Catalytic Converter Thefts Plague Car Owners, Bog Down Service Bays, Hit Insurance Companies
The numbers of catalytic converters being torn from vehicles continues to rise, with theft numbers skyrocketing over the past several years, according to insurance companies, police agencies and car service centers.
The devices are used to catalyze, or chemically convert harmful exhaust gases such as hydrocarbons, carbon monoxide and nitrous oxide from a car’s gas engine. Heat in the exhaust flow activates the process. Thieves target the emissions devices for the small amounts of precious metals inside, which typically include platinum, palladium and rhodium. The thieves often take stolen converters and sell them to metal recyclers, sometimes netting over $1,000 in cash depending on the converter. The metal recycler can then break the devices down and harvest the rare materials and sell them for a profit.
Some cars and trucks use several converters; electric vehicles, as you might expect, don’t use them, while hybrids still do – and the converters on some Toyota Prius hybrids are highly sought after due to the higher amount of precious metals used in the eco-conscious vehicles, according to police statistics nationwide.
Thieves have been caught on surveillance cameras stealing the devices in just a few minutes and when caught, fights and gunfire have sometimes ensued.
Once removed by a thief, who often uses a portable rotary saw to cut through the exhaust plumbing, a car will often still run (usually poorly with numerous engine lights and warnings activated) but will emit a loud, telltale exhaust roar. Replacing the device or devices, which have no moving parts, can cost thousands of dollars. Thieves typically damage the car’s overall exhaust system more extensively by cutting the converter out rather than unbolting it, which increases the cost of the repair. A Prius owner across the street from this author had to replace the catalytic converter on her Prius to the tune of $3,500, which her insurance covered less the deductible, which was $1,000. A few months later, it was stolen again.
According to the National Insurance Crime Bureau, there were there were just 1,298 thefts reported in 2018. But by 2020, the number had skyrocketed to 14,433 cases. NICB officials think the 2021 numbers will again show a large increase in thefts. The wave of catalytic converter thefts has resulted in financial losses for consumers, insurance companies and long waits at vehicle service centers, which are already hard hit by parts shortage for other repairs.
Further complicating the issue is the recent dramatic rise in cost of the precious metals inside the devices, making them even more of a target. Most people are aware that platinum is nearly as expensive as gold at over $900 an ounce, but that figure pales in comparison to the price of palladium at over $2,000 an ounce and rhodium at an astronomical $16,000 an ounce. Most catalytic converters use every small amounts of each, but some vehicles, including some popular pickup trucks, can have four converters in the exhaust system.
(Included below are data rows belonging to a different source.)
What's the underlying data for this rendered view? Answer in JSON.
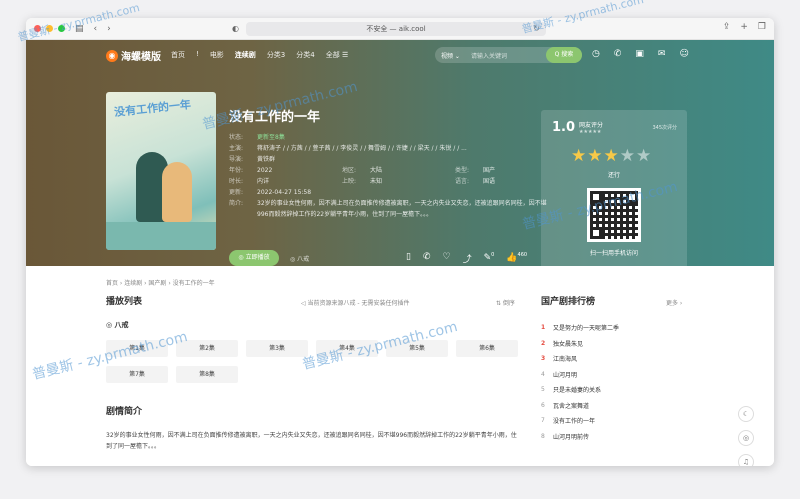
{
  "browser": {
    "url": "不安全 — aik.cool",
    "traffic_colors": [
      "#ff5f57",
      "#febc2e",
      "#28c840"
    ]
  },
  "nav": {
    "logo_text": "海螺模版",
    "menu": [
      "首页",
      "!",
      "电影",
      "连续剧",
      "分类3",
      "分类4",
      "全部 ☰"
    ],
    "active_index": 3,
    "search_category": "视频 ⌄",
    "search_placeholder": "请输入关键词",
    "search_button": "Q 搜索"
  },
  "show": {
    "title": "没有工作的一年",
    "poster_text": "没有工作的一年",
    "status_label": "状态:",
    "status_value": "更新至8集",
    "cast_label": "主演:",
    "cast_value": "蒋舒涛子 / / 方茜 / / 萱子茜 / / 李俊灵 / / 舞雪姆 / / 许婕 / / 梁天 / / 朱锐 / / ...",
    "director_label": "导演:",
    "director_value": "黄铁群",
    "year_label": "年份:",
    "year_value": "2022",
    "area_label": "地区:",
    "area_value": "大陆",
    "type_label": "类型:",
    "type_value": "国产",
    "duration_label": "时长:",
    "duration_value": "内详",
    "release_label": "上映:",
    "release_value": "未知",
    "lang_label": "语言:",
    "lang_value": "国语",
    "updated_label": "更新:",
    "updated_value": "2022-04-27 15:58",
    "intro_label": "简介:",
    "intro_value": "32岁的事业女性何雨，因不满上司在负面推传修遭被离职，一天之内失业又失恋，还被追跟同名同桂，因不堪996而毅然辞掉工作的22岁躺平青年小雨，住到了同一屋檐下。。。",
    "play_button": "◎ 立即播放",
    "source_label": "◎ 八戒",
    "stat_like": "460",
    "stat_comment": "0"
  },
  "rating": {
    "score": "1.0",
    "label": "网友评分",
    "mini_stars": "★★★★★",
    "count": "345次评分",
    "stars_on": "★★★",
    "stars_off": "★★",
    "verdict": "还行",
    "scan_text": "扫一扫用手机访问"
  },
  "content": {
    "breadcrumb": "首页 › 连续剧 › 国产剧 › 没有工作的一年",
    "playlist_title": "播放列表",
    "source_notice": "◁ 当前资源来源八戒 - 无需安装任何插件",
    "sort_label": "⇅ 倒序",
    "source_name": "◎ 八戒",
    "episodes": [
      "第1集",
      "第2集",
      "第3集",
      "第4集",
      "第5集",
      "第6集",
      "第7集",
      "第8集"
    ],
    "plot_title": "剧情简介",
    "plot_text": "32岁的事业女性何雨，因不满上司在负面推传修遭被离职，一天之内失业又失恋，还被追跟同名同桂，因不堪996而毅然辞掉工作的22岁躺平青年小雨，住到了同一屋檐下。。。",
    "rank_title": "国产剧排行榜",
    "rank_more": "更多 ›",
    "rank_items": [
      "又是努力的一天呢第二季",
      "独女晨朱见",
      "江南海风",
      "山河月明",
      "只是未婚妻的关系",
      "瓦舍之案舞道",
      "没有工作的一年",
      "山河月明前传"
    ]
  },
  "watermark": "普曼斯 - zy.prmath.com"
}
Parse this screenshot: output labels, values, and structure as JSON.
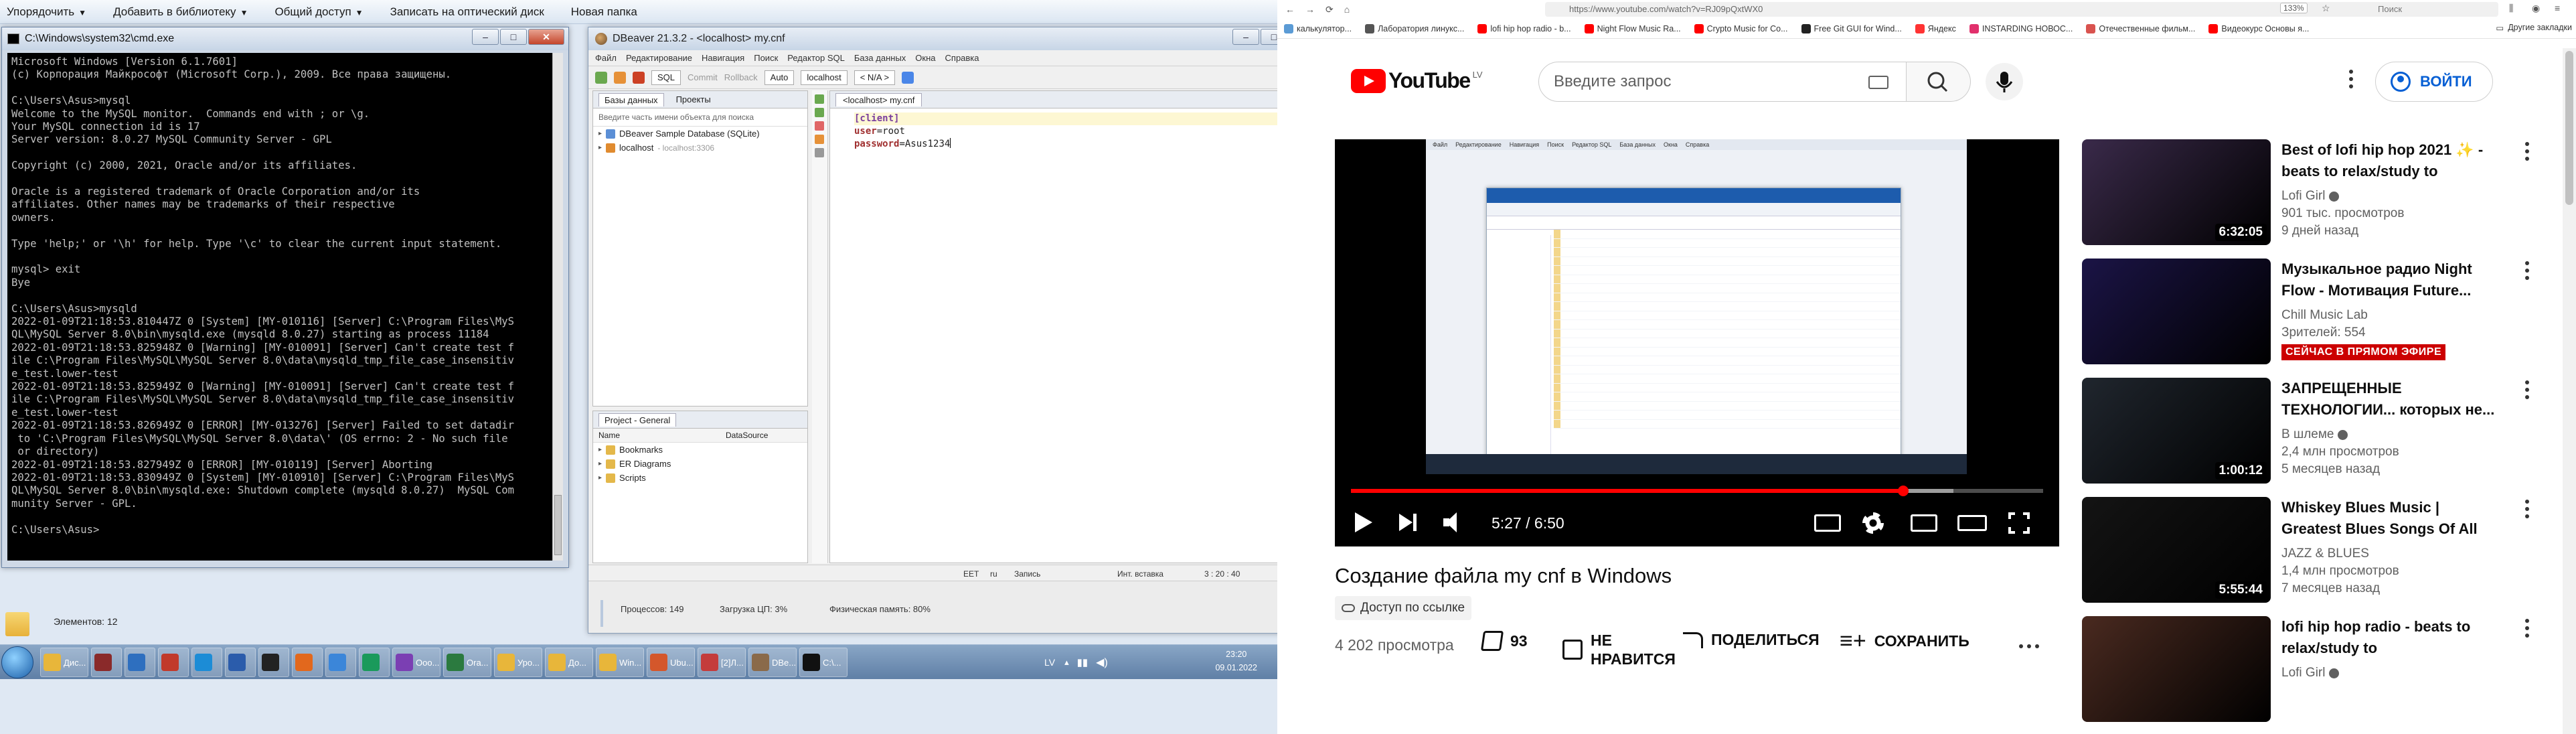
{
  "explorer_menu": {
    "organize": "Упорядочить",
    "add_library": "Добавить в библиотеку",
    "share": "Общий доступ",
    "burn": "Записать на оптический диск",
    "new_folder": "Новая папка"
  },
  "cmd": {
    "title": "C:\\Windows\\system32\\cmd.exe",
    "lines": [
      "Microsoft Windows [Version 6.1.7601]",
      "(c) Корпорация Майкрософт (Microsoft Corp.), 2009. Все права защищены.",
      "",
      "C:\\Users\\Asus>mysql",
      "Welcome to the MySQL monitor.  Commands end with ; or \\g.",
      "Your MySQL connection id is 17",
      "Server version: 8.0.27 MySQL Community Server - GPL",
      "",
      "Copyright (c) 2000, 2021, Oracle and/or its affiliates.",
      "",
      "Oracle is a registered trademark of Oracle Corporation and/or its",
      "affiliates. Other names may be trademarks of their respective",
      "owners.",
      "",
      "Type 'help;' or '\\h' for help. Type '\\c' to clear the current input statement.",
      "",
      "mysql> exit",
      "Bye",
      "",
      "C:\\Users\\Asus>mysqld",
      "2022-01-09T21:18:53.810447Z 0 [System] [MY-010116] [Server] C:\\Program Files\\MyS",
      "QL\\MySQL Server 8.0\\bin\\mysqld.exe (mysqld 8.0.27) starting as process 11184",
      "2022-01-09T21:18:53.825948Z 0 [Warning] [MY-010091] [Server] Can't create test f",
      "ile C:\\Program Files\\MySQL\\MySQL Server 8.0\\data\\mysqld_tmp_file_case_insensitiv",
      "e_test.lower-test",
      "2022-01-09T21:18:53.825949Z 0 [Warning] [MY-010091] [Server] Can't create test f",
      "ile C:\\Program Files\\MySQL\\MySQL Server 8.0\\data\\mysqld_tmp_file_case_insensitiv",
      "e_test.lower-test",
      "2022-01-09T21:18:53.826949Z 0 [ERROR] [MY-013276] [Server] Failed to set datadir",
      " to 'C:\\Program Files\\MySQL\\MySQL Server 8.0\\data\\' (OS errno: 2 - No such file",
      " or directory)",
      "2022-01-09T21:18:53.827949Z 0 [ERROR] [MY-010119] [Server] Aborting",
      "2022-01-09T21:18:53.830949Z 0 [System] [MY-010910] [Server] C:\\Program Files\\MyS",
      "QL\\MySQL Server 8.0\\bin\\mysqld.exe: Shutdown complete (mysqld 8.0.27)  MySQL Com",
      "munity Server - GPL.",
      "",
      "C:\\Users\\Asus>"
    ]
  },
  "dbeaver": {
    "title": "DBeaver 21.3.2 - <localhost> my.cnf",
    "menu": [
      "Файл",
      "Редактирование",
      "Навигация",
      "Поиск",
      "Редактор SQL",
      "База данных",
      "Окна",
      "Справка"
    ],
    "toolbar": {
      "sql": "SQL",
      "commit": "Commit",
      "rollback": "Rollback",
      "auto": "Auto",
      "connection": "localhost",
      "schema": "< N/A >"
    },
    "nav_tabs": [
      "Базы данных",
      "Проекты"
    ],
    "filter_placeholder": "Введите часть имени объекта для поиска",
    "tree": [
      {
        "label": "DBeaver Sample Database (SQLite)",
        "meta": ""
      },
      {
        "label": "localhost",
        "meta": "- localhost:3306"
      }
    ],
    "project_tab": "Project - General",
    "project_cols": [
      "Name",
      "DataSource"
    ],
    "project_items": [
      "Bookmarks",
      "ER Diagrams",
      "Scripts"
    ],
    "editor_tab": "<localhost> my.cnf",
    "code": {
      "section": "[client]",
      "user_key": "user",
      "user_val": "root",
      "pw_key": "password",
      "pw_val": "Asus1234"
    },
    "status": {
      "eet": "EET",
      "ru": "ru",
      "mode": "Запись",
      "insert": "Инт. вставка",
      "pos": "3 : 20 : 40"
    },
    "bottom": {
      "processes": "Процессов: 149",
      "cpu": "Загрузка ЦП: 3%",
      "memory": "Физическая память: 80%"
    }
  },
  "explorer_status": {
    "elements": "Элементов: 12"
  },
  "taskbar": {
    "items": [
      {
        "label": "Дис...",
        "color": "#e8b63a"
      },
      {
        "label": "",
        "color": "#8a2a2a"
      },
      {
        "label": "",
        "color": "#2e6fbf"
      },
      {
        "label": "",
        "color": "#c13a2b"
      },
      {
        "label": "",
        "color": "#1c8cd6"
      },
      {
        "label": "",
        "color": "#2b5cab"
      },
      {
        "label": "",
        "color": "#222222"
      },
      {
        "label": "",
        "color": "#e2681d"
      },
      {
        "label": "",
        "color": "#3b86d9"
      },
      {
        "label": "",
        "color": "#1a9a5b"
      },
      {
        "label": "Ооо...",
        "color": "#7b3fb3"
      },
      {
        "label": "Ora...",
        "color": "#2b7a3f"
      },
      {
        "label": "Уро...",
        "color": "#e8b63a"
      },
      {
        "label": "До...",
        "color": "#e8b63a"
      },
      {
        "label": "Win...",
        "color": "#e8b63a"
      },
      {
        "label": "Ubu...",
        "color": "#d4572b"
      },
      {
        "label": "[2]Л...",
        "color": "#c43c3c"
      },
      {
        "label": "DBe...",
        "color": "#8a6a4a"
      },
      {
        "label": "C:\\...",
        "color": "#111111"
      }
    ],
    "lang": "LV",
    "time": "23:20",
    "date": "09.01.2022"
  },
  "browser": {
    "url": "https://www.youtube.com/watch?v=RJ09pQxtWX0",
    "zoom": "133%",
    "search_placeholder": "Поиск",
    "bookmarks": [
      {
        "label": "калькулятор...",
        "color": "#5b9bd5"
      },
      {
        "label": "Лаборатория линукс...",
        "color": "#555555"
      },
      {
        "label": "lofi hip hop radio - b...",
        "color": "#ff0000"
      },
      {
        "label": "Night Flow Music Ra...",
        "color": "#ff0000"
      },
      {
        "label": "Crypto Music for Co...",
        "color": "#ff0000"
      },
      {
        "label": "Free Git GUI for Wind...",
        "color": "#222222"
      },
      {
        "label": "Яндекс",
        "color": "#ff3333"
      },
      {
        "label": "INSTARDING НОВОС...",
        "color": "#e1306c"
      },
      {
        "label": "Отечественные фильм...",
        "color": "#d9534f"
      },
      {
        "label": "Видеокурс Основы я...",
        "color": "#ff0000"
      }
    ],
    "other_bookmarks": "Другие закладки"
  },
  "youtube": {
    "logo_text": "YouTube",
    "country": "LV",
    "search_placeholder": "Введите запрос",
    "signin": "ВОЙТИ",
    "player": {
      "time": "5:27 / 6:50",
      "progress": 0.798,
      "buffer": 0.87
    },
    "video_title": "Создание файла my cnf в Windows",
    "access": "Доступ по ссылке",
    "views": "4 202 просмотра",
    "likes": "93",
    "dislike": "НЕ НРАВИТСЯ",
    "share": "ПОДЕЛИТЬСЯ",
    "save": "СОХРАНИТЬ",
    "recommendations": [
      {
        "title": "Best of lofi hip hop 2021 ✨ - beats to relax/study to",
        "channel": "Lofi Girl",
        "verified": true,
        "meta": "901 тыс. просмотров",
        "meta2": "9 дней назад",
        "duration": "6:32:05",
        "live": "",
        "bg": "#3a2a4a"
      },
      {
        "title": "Музыкальное радио Night Flow - Мотивация Future...",
        "channel": "Chill Music Lab",
        "verified": false,
        "meta": "Зрителей: 554",
        "meta2": "",
        "duration": "",
        "live": "СЕЙЧАС В ПРЯМОМ ЭФИРЕ",
        "bg": "#1b1446"
      },
      {
        "title": "ЗАПРЕЩЕННЫЕ ТЕХНОЛОГИИ... которых не...",
        "channel": "В шлеме",
        "verified": true,
        "meta": "2,4 млн просмотров",
        "meta2": "5 месяцев назад",
        "duration": "1:00:12",
        "live": "",
        "bg": "#20262e"
      },
      {
        "title": "Whiskey Blues Music | Greatest Blues Songs Of All Time | Slow...",
        "channel": "JAZZ & BLUES",
        "verified": false,
        "meta": "1,4 млн просмотров",
        "meta2": "7 месяцев назад",
        "duration": "5:55:44",
        "live": "",
        "bg": "#141414"
      },
      {
        "title": "lofi hip hop radio - beats to relax/study to",
        "channel": "Lofi Girl",
        "verified": true,
        "meta": "",
        "meta2": "",
        "duration": "",
        "live": "",
        "bg": "#4a2a20"
      }
    ]
  }
}
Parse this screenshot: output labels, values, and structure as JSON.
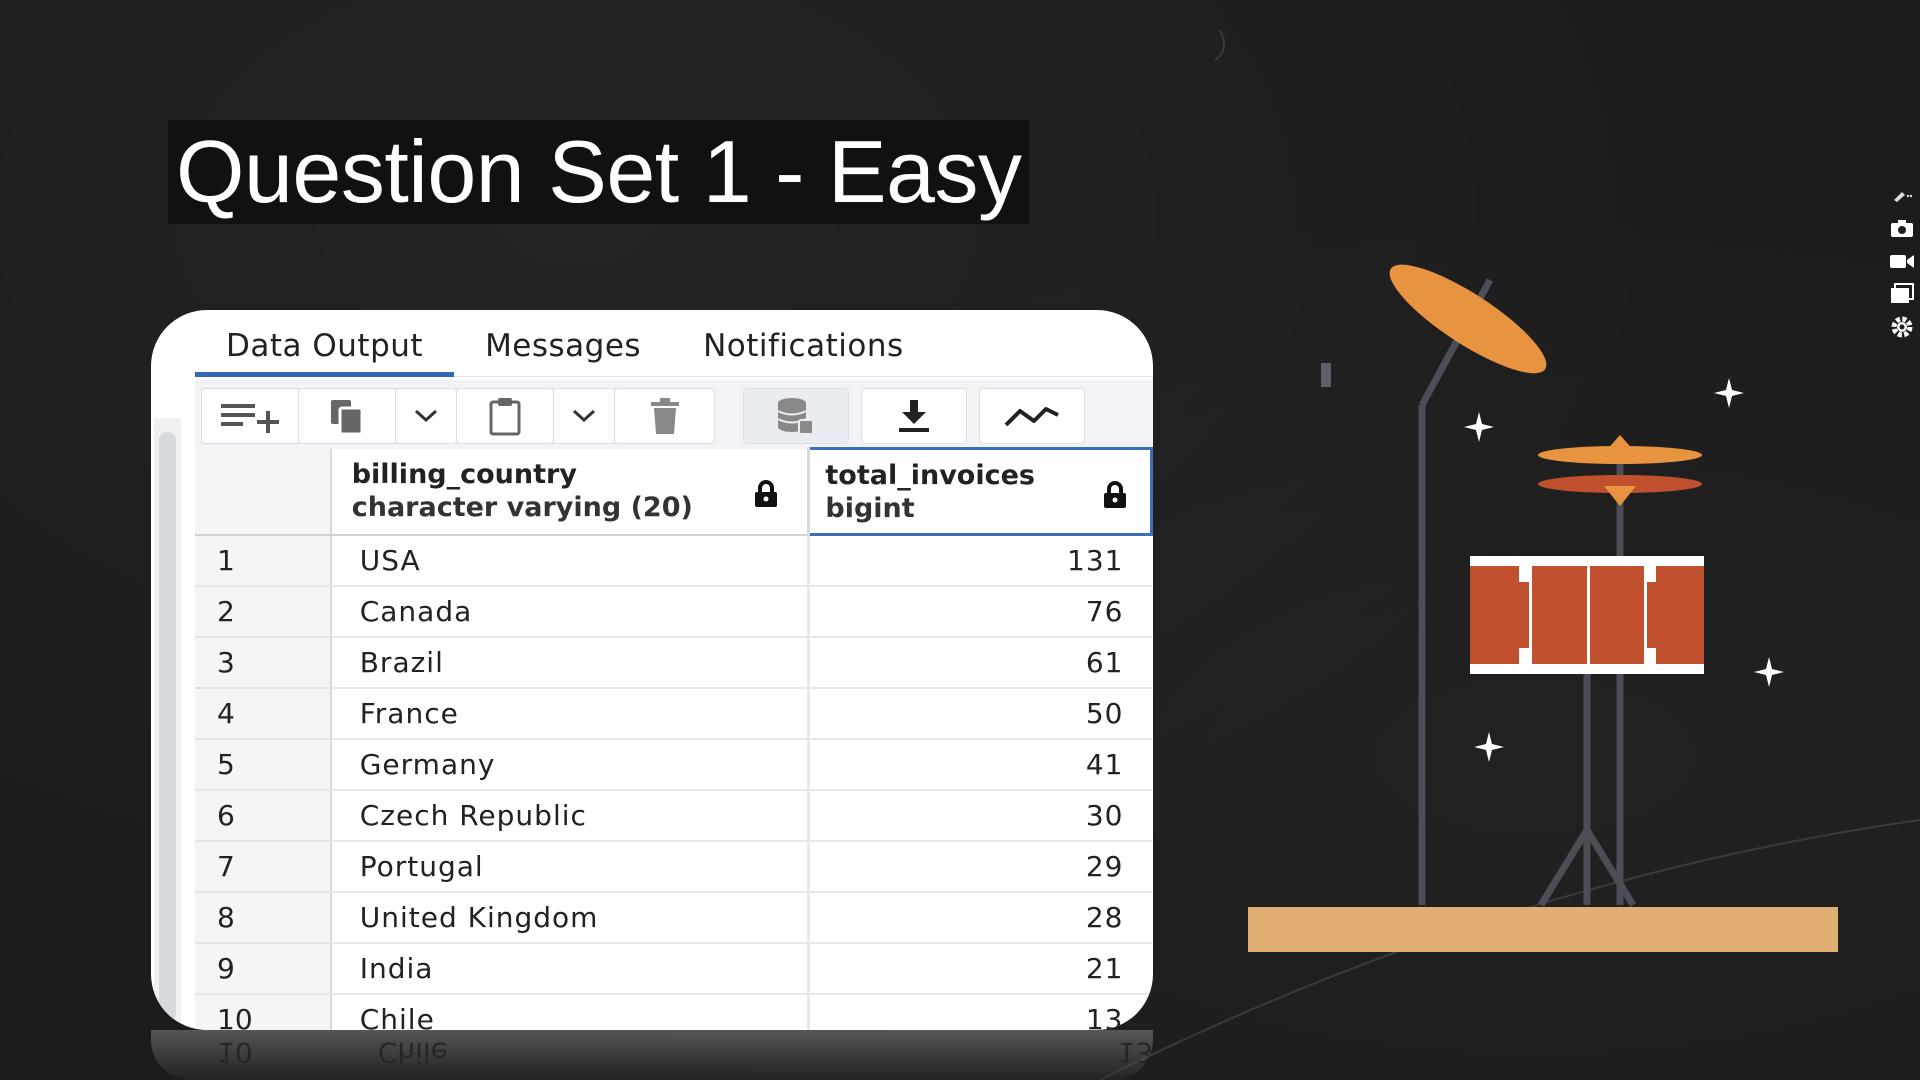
{
  "slide": {
    "title": "Question Set 1 - Easy"
  },
  "tabs": [
    {
      "label": "Data Output",
      "active": true
    },
    {
      "label": "Messages",
      "active": false
    },
    {
      "label": "Notifications",
      "active": false
    }
  ],
  "toolbar": {
    "icons": [
      "add-row-icon",
      "copy-icon",
      "chevron-down-icon",
      "paste-icon",
      "chevron-down-icon",
      "delete-icon",
      "save-data-icon",
      "download-icon",
      "graph-icon"
    ]
  },
  "columns": [
    {
      "name": "billing_country",
      "type": "character varying (20)"
    },
    {
      "name": "total_invoices",
      "type": "bigint"
    }
  ],
  "rows": [
    {
      "n": "1",
      "country": "USA",
      "total": "131"
    },
    {
      "n": "2",
      "country": "Canada",
      "total": "76"
    },
    {
      "n": "3",
      "country": "Brazil",
      "total": "61"
    },
    {
      "n": "4",
      "country": "France",
      "total": "50"
    },
    {
      "n": "5",
      "country": "Germany",
      "total": "41"
    },
    {
      "n": "6",
      "country": "Czech Republic",
      "total": "30"
    },
    {
      "n": "7",
      "country": "Portugal",
      "total": "29"
    },
    {
      "n": "8",
      "country": "United Kingdom",
      "total": "28"
    },
    {
      "n": "9",
      "country": "India",
      "total": "21"
    },
    {
      "n": "10",
      "country": "Chile",
      "total": "13"
    }
  ],
  "reflection": {
    "n": "10",
    "country": "Chile",
    "total": "13"
  },
  "colors": {
    "accent": "#3c6fb4",
    "cymbal": "#e8933f",
    "drum": "#c1502f",
    "floor": "#e1ae74",
    "background": "#1c1c1c"
  }
}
The thefts have resulted in a small cottage industry of products designed to make it harder to steal the devices, including welding metal cages or shields around them at a cost of several hundred dollars. Other anti-theft tips include engraving your car’s VIN number on the device and also painting it a bright color with heat-resistant paint, which the thieves will have to remove before selling the device.
The problem has also gotten legislators attention, with U.S. Rep. Jim Baird, R-Ind., introduced the Preventing Auto Recycling Thefts (PART) Act this past January. The bill would that automakers stamp vehicle VINs onto the catalytic converters in new vehicles, start better record keeping of the devices, limit cash payouts and strengthen penalties for those convicted of stealing the devices. So far, the bill has not passed into law.